◆ **Task objective**:
From the entries that follow, copy each line in which "System" appears.

(Web page and app entries)
======
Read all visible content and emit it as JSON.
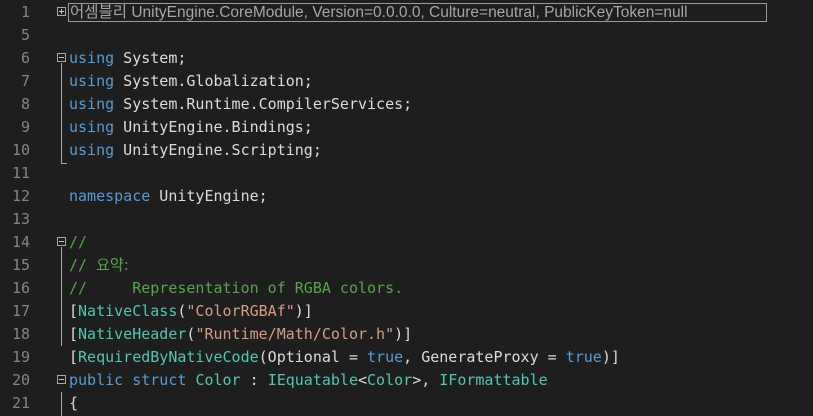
{
  "editor": {
    "line_numbers": [
      "1",
      "5",
      "6",
      "7",
      "8",
      "9",
      "10",
      "11",
      "12",
      "13",
      "14",
      "15",
      "16",
      "17",
      "18",
      "19",
      "20",
      "21"
    ],
    "lines": {
      "l1": {
        "assembly_label": "어셈블리",
        "assembly_info": " UnityEngine.CoreModule, Version=0.0.0.0, Culture=neutral, PublicKeyToken=null"
      },
      "l6": {
        "kw": "using",
        "rest": " System;"
      },
      "l7": {
        "kw": "using",
        "rest": " System.Globalization;"
      },
      "l8": {
        "kw": "using",
        "rest": " System.Runtime.CompilerServices;"
      },
      "l9": {
        "kw": "using",
        "rest": " UnityEngine.Bindings;"
      },
      "l10": {
        "kw": "using",
        "rest": " UnityEngine.Scripting;"
      },
      "l12": {
        "kw": "namespace",
        "rest": " UnityEngine;"
      },
      "l14": {
        "comment": "//"
      },
      "l15": {
        "comment_prefix": "// ",
        "comment_text": "요약:"
      },
      "l16": {
        "comment": "//     Representation of RGBA colors."
      },
      "l17": {
        "open": "[",
        "attr": "NativeClass",
        "p1": "(",
        "str": "\"ColorRGBAf\"",
        "close": ")]"
      },
      "l18": {
        "open": "[",
        "attr": "NativeHeader",
        "p1": "(",
        "str": "\"Runtime/Math/Color.h\"",
        "close": ")]"
      },
      "l19": {
        "open": "[",
        "attr": "RequiredByNativeCode",
        "p1": "(Optional = ",
        "v1": "true",
        "p2": ", GenerateProxy = ",
        "v2": "true",
        "close": ")]"
      },
      "l20": {
        "k1": "public",
        "k2": "struct",
        "name": "Color",
        "colon": " : ",
        "iface1": "IEquatable",
        "lt": "<",
        "targ": "Color",
        "gt": ">",
        "comma": ", ",
        "iface2": "IFormattable"
      },
      "l21": {
        "brace": "{"
      }
    }
  },
  "colors": {
    "background": "#1e1e1e",
    "keyword": "#569cd6",
    "type": "#4ec9b0",
    "string": "#d69d85",
    "comment": "#57a64a",
    "text": "#dcdcdc",
    "line_number": "#858585"
  }
}
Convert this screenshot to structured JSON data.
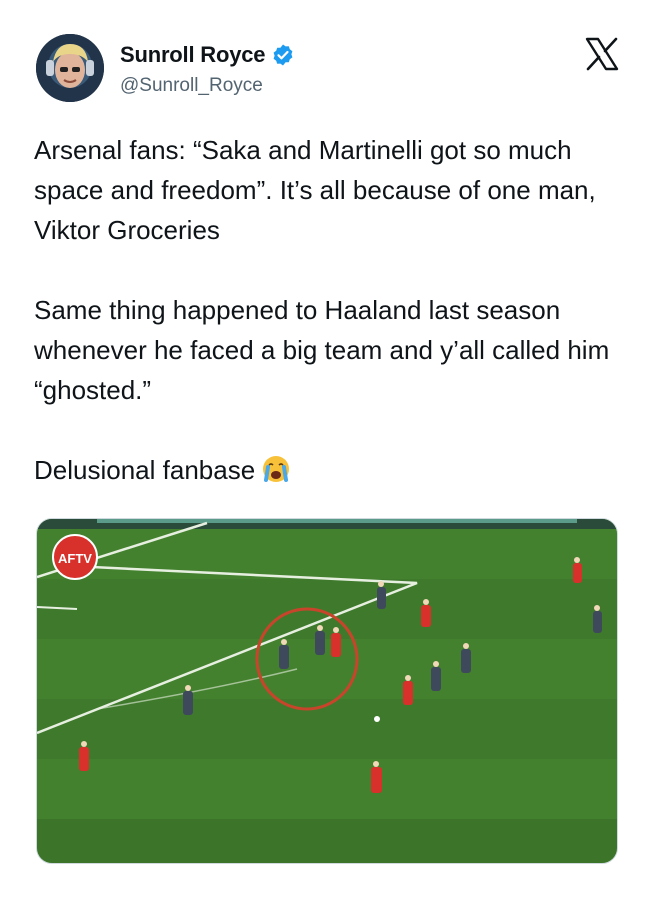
{
  "tweet": {
    "display_name": "Sunroll Royce",
    "handle": "@Sunroll_Royce",
    "paragraphs": [
      "Arsenal fans: “Saka and Martinelli got so much space and freedom”. It’s all because of one man, Viktor Groceries",
      "Same thing happened to Haaland last season whenever he faced a big team and y’all called him “ghosted.”",
      "Delusional fanbase"
    ],
    "emoji": "loudly-crying-face-icon"
  },
  "media": {
    "watermark": "AFTV",
    "colors": {
      "pitch": "#3f7a2c",
      "highlight_circle": "#c8452b",
      "arsenal_kit": "#d8302a",
      "opponent_kit": "#3e4a5c"
    }
  },
  "icons": {
    "verified": "verified-badge-icon",
    "platform": "x-logo-icon"
  },
  "colors": {
    "verified_blue": "#1d9bf0",
    "handle_gray": "#536471",
    "text": "#0f1419"
  }
}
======
◆ **Expected output**:
        "rest": " System;"
        "rest": " System.Globalization;"
        "rest": " System.Runtime.CompilerServices;"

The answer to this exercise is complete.